ACTIVITY: From the entries that follow, report every line in which "Audio" occurs.

[Stored records]
====
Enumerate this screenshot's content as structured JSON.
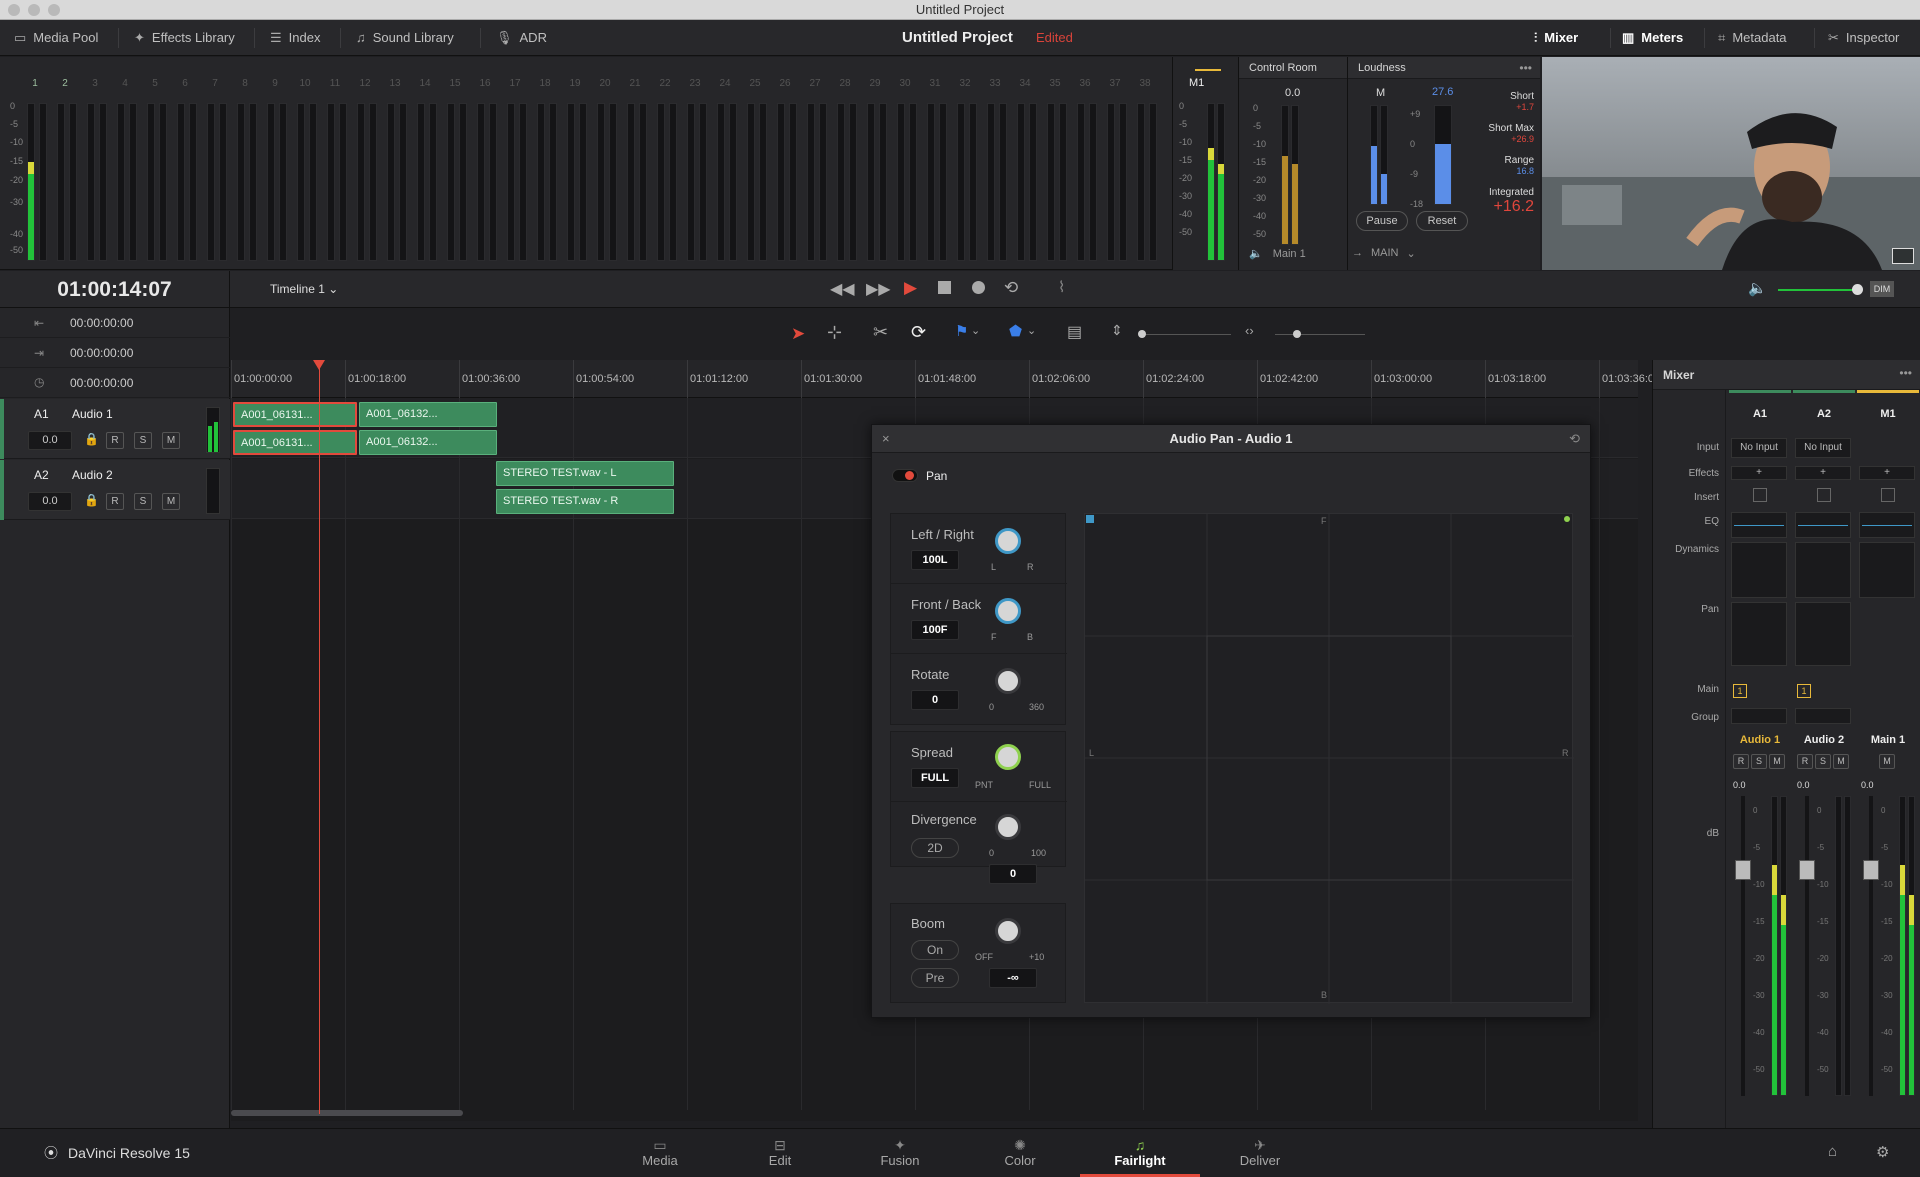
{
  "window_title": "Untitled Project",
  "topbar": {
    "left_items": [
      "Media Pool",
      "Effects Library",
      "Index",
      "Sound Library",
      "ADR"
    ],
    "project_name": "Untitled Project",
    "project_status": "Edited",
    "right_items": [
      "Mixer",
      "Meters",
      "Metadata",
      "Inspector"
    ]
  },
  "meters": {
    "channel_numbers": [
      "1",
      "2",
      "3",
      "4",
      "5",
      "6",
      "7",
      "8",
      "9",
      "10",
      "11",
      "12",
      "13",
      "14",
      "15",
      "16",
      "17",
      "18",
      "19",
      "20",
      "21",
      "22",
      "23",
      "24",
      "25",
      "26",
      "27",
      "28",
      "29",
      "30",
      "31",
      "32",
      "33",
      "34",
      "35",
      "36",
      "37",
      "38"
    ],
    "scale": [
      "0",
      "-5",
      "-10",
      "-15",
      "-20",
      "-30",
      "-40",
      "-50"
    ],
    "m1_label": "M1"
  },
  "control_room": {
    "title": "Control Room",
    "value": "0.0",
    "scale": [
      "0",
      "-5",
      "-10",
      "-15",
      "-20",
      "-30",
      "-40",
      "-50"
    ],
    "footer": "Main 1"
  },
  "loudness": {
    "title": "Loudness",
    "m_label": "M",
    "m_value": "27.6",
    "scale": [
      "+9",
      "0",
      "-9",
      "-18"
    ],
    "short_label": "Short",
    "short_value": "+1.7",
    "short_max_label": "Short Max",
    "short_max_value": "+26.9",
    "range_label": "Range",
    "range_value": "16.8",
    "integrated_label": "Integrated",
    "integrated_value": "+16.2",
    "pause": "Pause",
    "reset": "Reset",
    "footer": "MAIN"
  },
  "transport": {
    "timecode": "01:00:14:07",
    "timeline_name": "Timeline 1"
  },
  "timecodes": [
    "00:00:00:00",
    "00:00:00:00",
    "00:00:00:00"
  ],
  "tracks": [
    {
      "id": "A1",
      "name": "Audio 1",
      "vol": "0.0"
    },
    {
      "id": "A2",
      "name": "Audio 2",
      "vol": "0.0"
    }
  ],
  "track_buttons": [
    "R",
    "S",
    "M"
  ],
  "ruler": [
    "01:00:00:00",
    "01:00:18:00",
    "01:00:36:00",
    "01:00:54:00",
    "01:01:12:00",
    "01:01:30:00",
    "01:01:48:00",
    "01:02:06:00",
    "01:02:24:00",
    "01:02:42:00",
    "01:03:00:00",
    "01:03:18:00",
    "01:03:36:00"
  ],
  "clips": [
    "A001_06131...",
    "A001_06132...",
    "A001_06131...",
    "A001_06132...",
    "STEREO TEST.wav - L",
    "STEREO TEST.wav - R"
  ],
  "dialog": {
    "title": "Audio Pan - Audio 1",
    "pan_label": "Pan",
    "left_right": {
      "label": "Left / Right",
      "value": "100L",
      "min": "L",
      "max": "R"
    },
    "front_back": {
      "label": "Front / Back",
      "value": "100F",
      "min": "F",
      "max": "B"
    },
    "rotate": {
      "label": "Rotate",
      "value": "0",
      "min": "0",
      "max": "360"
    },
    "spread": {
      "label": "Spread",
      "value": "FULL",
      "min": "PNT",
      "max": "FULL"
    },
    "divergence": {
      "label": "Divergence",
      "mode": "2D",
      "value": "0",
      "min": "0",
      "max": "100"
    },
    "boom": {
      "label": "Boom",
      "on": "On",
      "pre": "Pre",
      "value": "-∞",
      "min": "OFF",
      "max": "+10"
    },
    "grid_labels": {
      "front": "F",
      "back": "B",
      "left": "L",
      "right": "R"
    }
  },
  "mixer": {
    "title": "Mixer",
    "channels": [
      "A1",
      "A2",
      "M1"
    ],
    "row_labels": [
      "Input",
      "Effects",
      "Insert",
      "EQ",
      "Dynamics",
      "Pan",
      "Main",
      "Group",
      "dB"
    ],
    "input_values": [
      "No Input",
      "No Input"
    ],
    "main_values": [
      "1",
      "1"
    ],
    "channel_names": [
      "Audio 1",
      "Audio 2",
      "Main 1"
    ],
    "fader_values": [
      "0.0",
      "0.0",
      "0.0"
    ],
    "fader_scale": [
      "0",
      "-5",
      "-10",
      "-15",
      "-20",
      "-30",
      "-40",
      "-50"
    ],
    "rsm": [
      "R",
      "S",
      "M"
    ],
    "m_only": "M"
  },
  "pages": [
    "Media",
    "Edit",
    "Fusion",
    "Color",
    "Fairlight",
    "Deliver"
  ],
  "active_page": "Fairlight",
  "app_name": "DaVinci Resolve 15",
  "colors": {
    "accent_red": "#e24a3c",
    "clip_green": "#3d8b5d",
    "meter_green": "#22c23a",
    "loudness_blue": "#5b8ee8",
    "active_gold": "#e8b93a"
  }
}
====
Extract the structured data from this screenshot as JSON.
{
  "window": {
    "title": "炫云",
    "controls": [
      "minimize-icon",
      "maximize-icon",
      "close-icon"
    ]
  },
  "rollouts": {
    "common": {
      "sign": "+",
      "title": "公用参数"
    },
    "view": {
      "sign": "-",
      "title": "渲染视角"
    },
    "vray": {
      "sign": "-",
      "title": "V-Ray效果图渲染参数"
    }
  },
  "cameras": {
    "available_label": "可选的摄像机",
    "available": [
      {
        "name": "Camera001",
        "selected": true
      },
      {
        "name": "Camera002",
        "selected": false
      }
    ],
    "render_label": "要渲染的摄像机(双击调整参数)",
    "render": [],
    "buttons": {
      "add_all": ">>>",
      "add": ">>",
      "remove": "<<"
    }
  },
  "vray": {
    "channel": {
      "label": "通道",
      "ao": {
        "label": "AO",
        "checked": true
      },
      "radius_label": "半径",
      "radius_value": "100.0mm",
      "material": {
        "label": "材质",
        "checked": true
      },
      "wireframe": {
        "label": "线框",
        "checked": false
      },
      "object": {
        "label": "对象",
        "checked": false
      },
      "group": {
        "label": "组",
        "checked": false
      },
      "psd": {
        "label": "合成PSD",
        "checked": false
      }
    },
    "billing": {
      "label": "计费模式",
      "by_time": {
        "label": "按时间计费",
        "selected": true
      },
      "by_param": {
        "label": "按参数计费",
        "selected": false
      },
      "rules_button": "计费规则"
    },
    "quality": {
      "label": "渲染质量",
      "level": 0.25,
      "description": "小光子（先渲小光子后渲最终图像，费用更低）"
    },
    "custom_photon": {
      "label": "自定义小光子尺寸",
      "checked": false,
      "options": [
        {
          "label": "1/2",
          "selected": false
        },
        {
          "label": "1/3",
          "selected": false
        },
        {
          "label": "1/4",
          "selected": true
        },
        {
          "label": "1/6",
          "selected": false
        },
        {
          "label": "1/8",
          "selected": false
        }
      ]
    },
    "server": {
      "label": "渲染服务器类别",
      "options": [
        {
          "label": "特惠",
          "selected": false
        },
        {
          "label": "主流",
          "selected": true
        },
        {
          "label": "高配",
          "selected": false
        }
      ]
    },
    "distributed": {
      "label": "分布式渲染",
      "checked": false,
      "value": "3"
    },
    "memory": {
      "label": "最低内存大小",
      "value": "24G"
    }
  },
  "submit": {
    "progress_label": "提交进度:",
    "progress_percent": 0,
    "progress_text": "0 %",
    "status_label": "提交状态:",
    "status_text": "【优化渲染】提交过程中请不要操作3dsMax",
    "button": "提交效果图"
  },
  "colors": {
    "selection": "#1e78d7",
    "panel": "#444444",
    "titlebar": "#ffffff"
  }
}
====
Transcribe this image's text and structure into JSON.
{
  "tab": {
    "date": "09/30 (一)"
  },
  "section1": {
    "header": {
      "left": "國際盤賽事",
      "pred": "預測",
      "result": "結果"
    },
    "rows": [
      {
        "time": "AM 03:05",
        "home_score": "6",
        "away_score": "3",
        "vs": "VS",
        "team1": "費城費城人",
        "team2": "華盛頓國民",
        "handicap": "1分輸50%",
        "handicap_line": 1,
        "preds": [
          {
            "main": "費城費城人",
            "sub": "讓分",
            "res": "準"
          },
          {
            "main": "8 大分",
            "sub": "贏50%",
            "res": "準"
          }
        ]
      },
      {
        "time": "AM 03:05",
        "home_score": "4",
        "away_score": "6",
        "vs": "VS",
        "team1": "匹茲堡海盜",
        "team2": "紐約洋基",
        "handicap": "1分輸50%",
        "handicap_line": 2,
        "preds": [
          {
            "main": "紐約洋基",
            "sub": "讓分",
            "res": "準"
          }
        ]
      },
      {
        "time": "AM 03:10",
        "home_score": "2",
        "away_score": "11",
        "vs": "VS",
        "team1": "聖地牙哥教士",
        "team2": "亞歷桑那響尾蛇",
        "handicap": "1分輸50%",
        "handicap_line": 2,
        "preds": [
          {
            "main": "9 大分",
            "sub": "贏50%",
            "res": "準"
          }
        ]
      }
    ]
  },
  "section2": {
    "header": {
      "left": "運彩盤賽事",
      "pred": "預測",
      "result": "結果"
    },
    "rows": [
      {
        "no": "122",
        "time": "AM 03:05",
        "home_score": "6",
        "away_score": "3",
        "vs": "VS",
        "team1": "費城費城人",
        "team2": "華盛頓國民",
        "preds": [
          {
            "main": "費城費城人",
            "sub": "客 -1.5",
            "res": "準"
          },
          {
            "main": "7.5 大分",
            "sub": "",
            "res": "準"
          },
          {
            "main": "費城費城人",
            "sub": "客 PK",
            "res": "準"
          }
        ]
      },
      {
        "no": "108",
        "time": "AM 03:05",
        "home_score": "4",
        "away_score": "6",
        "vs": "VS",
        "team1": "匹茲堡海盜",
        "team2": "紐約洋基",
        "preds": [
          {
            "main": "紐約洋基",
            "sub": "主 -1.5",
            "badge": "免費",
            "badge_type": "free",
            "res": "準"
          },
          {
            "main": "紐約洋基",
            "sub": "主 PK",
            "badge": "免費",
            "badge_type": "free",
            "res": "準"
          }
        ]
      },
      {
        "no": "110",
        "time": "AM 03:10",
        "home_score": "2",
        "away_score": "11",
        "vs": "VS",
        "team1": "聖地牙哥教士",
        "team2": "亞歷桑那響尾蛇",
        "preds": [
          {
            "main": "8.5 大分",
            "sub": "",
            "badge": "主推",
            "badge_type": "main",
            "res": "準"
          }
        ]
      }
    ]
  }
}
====
WRITTEN RESPONSE:
      "name": "Audio 1",
      "name": "Audio 2",
    "title": "Audio Pan - Audio 1",
      "Audio 1",
      "Audio 2",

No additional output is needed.